So you want to learn how to code?
If like me, you've tried multiple time to learn how to code unsuccessfully, then spending the time to read the words on this page and taking them to heart would be a good idea.
The Problem With Places Like CodeSchool, CodeAcademy and Others
Don't get me wrong, these services are great and very well built. The problem is that there might be a little too much handholding. If you are like me, you can complete a module without really being sure of what you've just learned because you have no context in which to put what you've learned.
What's great about freecodecamp.org is that the curriculum is built in very logical steps, IT'S FREE and in order to complete your certification, you must code projects that will require you to put together everything you've learned.
5 Practical Tips to Learn How to Code From Quincy Larson Founder of FreeCodeCamp
1. CODE EVERYDAY
That's a biggy and it seems obvious. This is however why I believe most people never actually learn to code. Learning how to code is like learning how to speak a new language. Every day that you do not code, you lose some of the grammar and syntax that you've learned previously.
It's better to do 30min every day than a 4hours twice a week.
2. HANGOUT WITH CODERS
Motivation and friendship will keep you in the game long enough to feel competent. You can join a meetup group in your local city and start talking about some of the stuff that you are learning.
3. TOOLS DONT MATTER
The easiest way to procrastinate is to get obsessed with tools. Coding, even if it's with the basic Window notepad, is better than spending hours comparing the benefits of Atom Vs Sublime Text.
4. LEARN HOW TO BUILD, DONT WORRY ABOUT WHAT TO BUILD
Just build stuff! Start small and build on top of them. Need a list of ideas? Here it is
5. CONTRIBUTE TO OPEN SOURCE
This is self-evident. When people get recruited for a job, one of the first things interviewers look at is your GitHub repo. Having a busy github and people liking what you contribute is a great way to showcase your passion and skills.

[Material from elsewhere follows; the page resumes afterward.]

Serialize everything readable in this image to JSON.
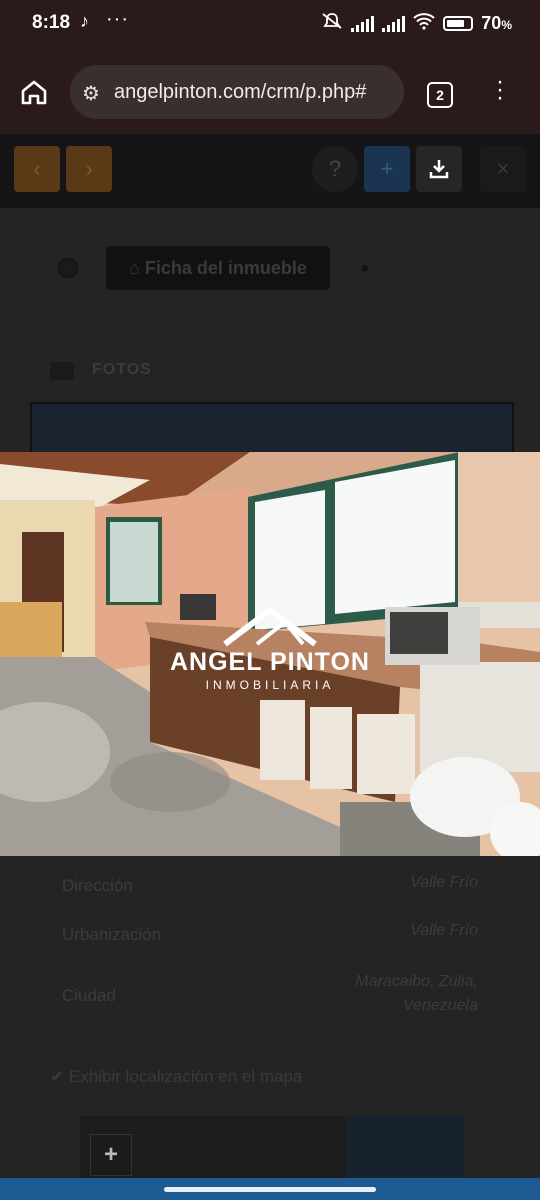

I've been on a 3 week streak today where I've coded every single day...this is not enough to make me a coder but the knowledge does compound overtime. Hopefully, by the end of the year, I should be solid enough to do very basic stuff using the steem blockchain.

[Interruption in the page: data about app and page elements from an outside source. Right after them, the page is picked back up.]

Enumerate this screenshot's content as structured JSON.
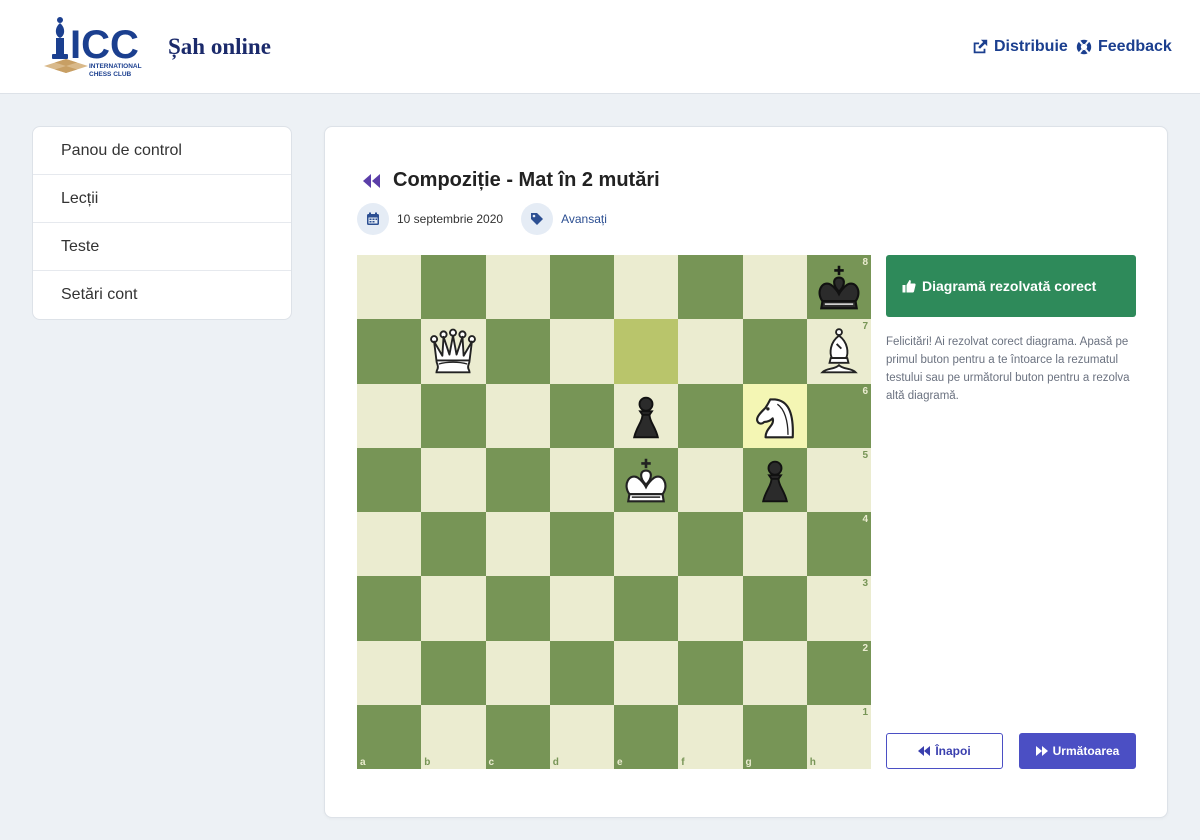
{
  "header": {
    "logo_text": "ICC",
    "logo_subtext_1": "INTERNATIONAL",
    "logo_subtext_2": "CHESS CLUB",
    "site_title": "Șah online",
    "share_label": "Distribuie",
    "feedback_label": "Feedback"
  },
  "sidebar": {
    "items": [
      {
        "label": "Panou de control"
      },
      {
        "label": "Lecții"
      },
      {
        "label": "Teste"
      },
      {
        "label": "Setări cont"
      }
    ]
  },
  "exercise": {
    "title": "Compoziție - Mat în 2 mutări",
    "date": "10 septembrie 2020",
    "level": "Avansați"
  },
  "board": {
    "files": [
      "a",
      "b",
      "c",
      "d",
      "e",
      "f",
      "g",
      "h"
    ],
    "ranks": [
      "8",
      "7",
      "6",
      "5",
      "4",
      "3",
      "2",
      "1"
    ],
    "pieces": [
      {
        "square": "h8",
        "piece": "black-king"
      },
      {
        "square": "b7",
        "piece": "white-queen"
      },
      {
        "square": "h7",
        "piece": "white-bishop"
      },
      {
        "square": "e6",
        "piece": "black-pawn"
      },
      {
        "square": "g6",
        "piece": "white-knight"
      },
      {
        "square": "e5",
        "piece": "white-king"
      },
      {
        "square": "g5",
        "piece": "black-pawn"
      }
    ],
    "last_move_from": "e7",
    "last_move_to": "g6"
  },
  "result": {
    "banner": "Diagramă rezolvată corect",
    "message": "Felicitări! Ai rezolvat corect diagrama. Apasă pe primul buton pentru a te întoarce la rezumatul testului sau pe următorul buton pentru a rezolva altă diagramă.",
    "prev_label": "Înapoi",
    "next_label": "Următoarea"
  },
  "colors": {
    "light_square": "#ebecd0",
    "dark_square": "#779556",
    "success": "#2e8a5a",
    "primary": "#4b4fc4",
    "brand": "#1b2a6b"
  }
}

What have you been up to? Are you getting ready to start coding?